* **TRY IT**
Type out the whole listing again exactly, pictures omitted.

* **DATASET ENTRIES**

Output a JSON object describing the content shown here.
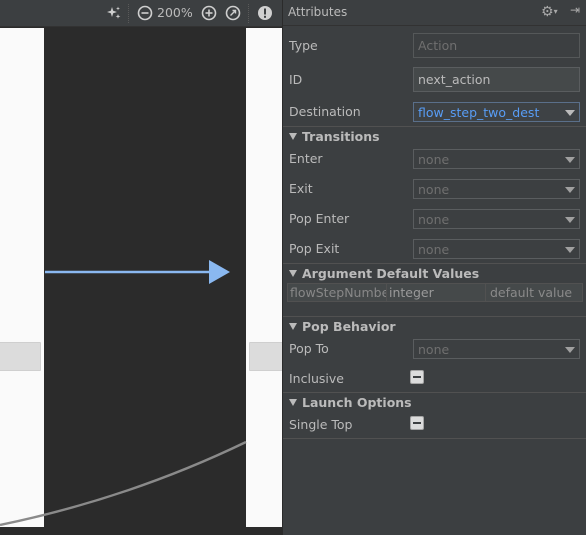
{
  "toolbar": {
    "zoom_label": "200%",
    "icons": [
      "auto-arrange-icon",
      "zoom-out-icon",
      "zoom-in-icon",
      "zoom-fit-icon",
      "warning-icon"
    ]
  },
  "panel": {
    "title": "Attributes",
    "fields": {
      "type_label": "Type",
      "type_placeholder": "Action",
      "id_label": "ID",
      "id_value": "next_action",
      "destination_label": "Destination",
      "destination_value": "flow_step_two_dest"
    },
    "transitions": {
      "header": "Transitions",
      "enter_label": "Enter",
      "enter_value": "none",
      "exit_label": "Exit",
      "exit_value": "none",
      "pop_enter_label": "Pop Enter",
      "pop_enter_value": "none",
      "pop_exit_label": "Pop Exit",
      "pop_exit_value": "none"
    },
    "arguments": {
      "header": "Argument Default Values",
      "name": "flowStepNumbe",
      "type": "integer",
      "default_value": "default value"
    },
    "pop_behavior": {
      "header": "Pop Behavior",
      "pop_to_label": "Pop To",
      "pop_to_value": "none",
      "inclusive_label": "Inclusive"
    },
    "launch_options": {
      "header": "Launch Options",
      "single_top_label": "Single Top"
    }
  },
  "colors": {
    "accent_blue": "#589df6",
    "action_arrow": "#8ab8f0",
    "panel_bg": "#3c3f41",
    "canvas_bg": "#2b2b2b"
  }
}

* **YOUR SOLUTION**
Output a JSON object describing the content shown here.
{
  "toolbar": {
    "zoom_label": "200%",
    "icons": [
      "auto-arrange-icon",
      "zoom-out-icon",
      "zoom-in-icon",
      "zoom-fit-icon",
      "warning-icon"
    ]
  },
  "panel": {
    "title": "Attributes",
    "fields": {
      "type_label": "Type",
      "type_placeholder": "Action",
      "id_label": "ID",
      "id_value": "next_action",
      "destination_label": "Destination",
      "destination_value": "flow_step_two_dest"
    },
    "transitions": {
      "header": "Transitions",
      "enter_label": "Enter",
      "enter_value": "none",
      "exit_label": "Exit",
      "exit_value": "none",
      "pop_enter_label": "Pop Enter",
      "pop_enter_value": "none",
      "pop_exit_label": "Pop Exit",
      "pop_exit_value": "none"
    },
    "arguments": {
      "header": "Argument Default Values",
      "name": "flowStepNumbe",
      "type": "integer",
      "default_value": "default value"
    },
    "pop_behavior": {
      "header": "Pop Behavior",
      "pop_to_label": "Pop To",
      "pop_to_value": "none",
      "inclusive_label": "Inclusive"
    },
    "launch_options": {
      "header": "Launch Options",
      "single_top_label": "Single Top"
    }
  },
  "colors": {
    "accent_blue": "#589df6",
    "action_arrow": "#8ab8f0",
    "panel_bg": "#3c3f41",
    "canvas_bg": "#2b2b2b"
  }
}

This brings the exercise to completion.